Caregiving – the rewards are great but so are the stresses. So, what will your older loved one do if you get sick or experience an added family emergency? You’d better have a back-up plan and people who do have your back.
According to the U.S. National Library of Medicine, “Caregiving has all the features of a chronic stress experience: It creates physical and psychological strain over extended periods of time, is accompanied by high levels of unpredictability and uncontrollability, has the capacity to create secondary stress in multiple life domains such as work and family relationships, and frequently requires high levels of vigilance.”
When you first started your “job” as a caregiver, how long did it take before you knew it was stressful? I know. You told yourself, “I can handle it, it will get better, etc.” But this journey into caregiving is not something you should do alone. Stress can take its toll and you will need help at some point along the way. The best time to make sure you have the help you need is to plan for it.

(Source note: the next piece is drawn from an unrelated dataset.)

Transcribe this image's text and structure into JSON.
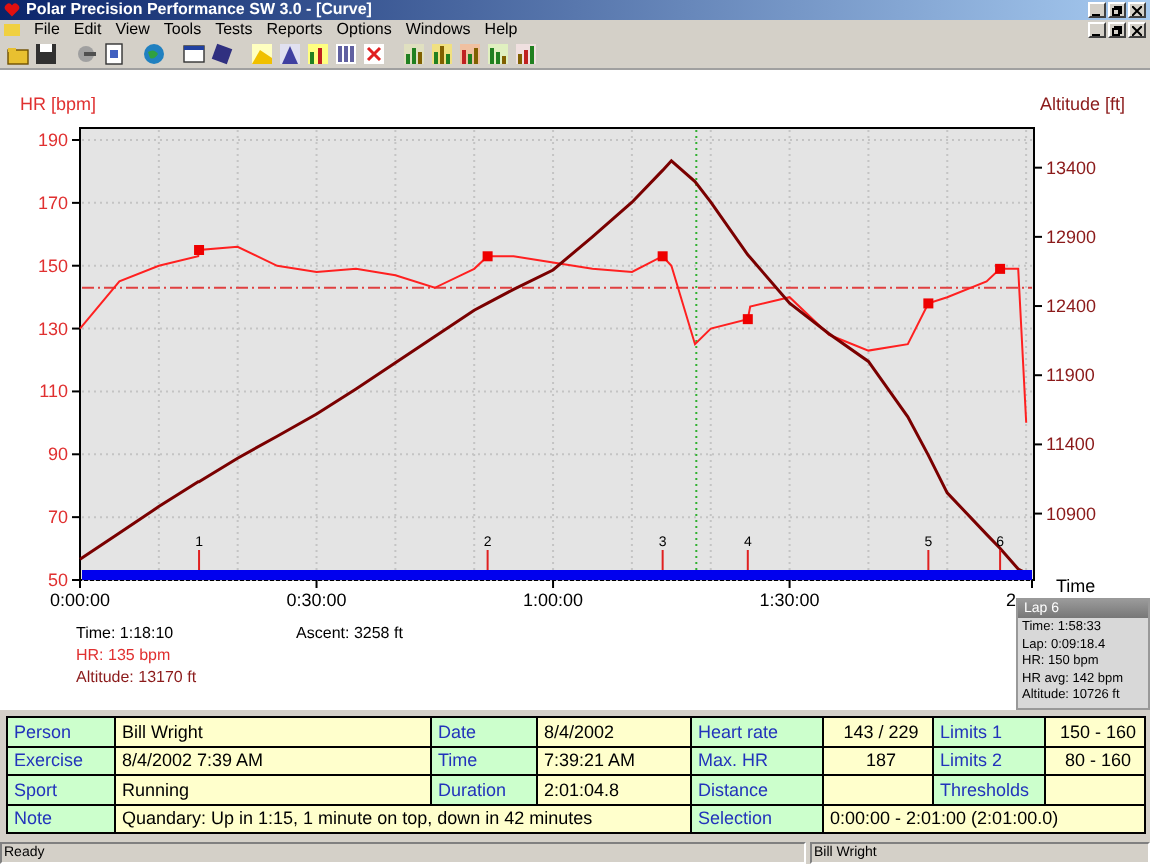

I’ve seen the hardships and strains of caregiving in my mother. The first time she had to be a caregiver to my father she was in her late 60’s. She did fine. She is strong. She is dedicated. But now, in her 80’s she’s once again had to assume the role of caregiver to my father. To say the least, it hasn’t been a piece of cake. The strain is showing. She’s tired a lot. Her memory is slipping. I’m as worried about her as I am about my father. No, she hasn’t been in and out of the hospital or is suffering from an obvious health issue, but I know her. The stress is very hard on her.
So, I’m stepping up more now. I do what I can as often as I can. I do have my momma’s back. But there are a lot of you out there that aren’t as fortunate. So many of us hate to ask for help. We think it’s a sign of weakness. What would momma think if I asked someone else to help out? That would be the first thing that would go through my head. You know what I’d tell myself? GET OVER IT!
If you want to survive and be there for you older loved one you’re going to need some back up. Find out who you can call on. Sometimes it’s your best friend. Sometimes it’s a family member. Don’t take “no” for an answer from the family. Put it on them. Tell them they need to step up.
For me, it’s my daughter and two sons that have my back and they’re often over to help my momma. But I have a wonderful close friend and an ex-husband that will also step up. The more people you can count on the better. It’s also important to check out your parent’s health insurance. Many of them offer in-home care, although it’s usually limited. Recently, my father was very sick but refused to go to the doctor. I let his regular physician know and they actually sent a doctor out to the house.
So please don’t wait until you are sick or have an added family emergency before you get some back up. Fail to plan — plan to fail they say and it’s true.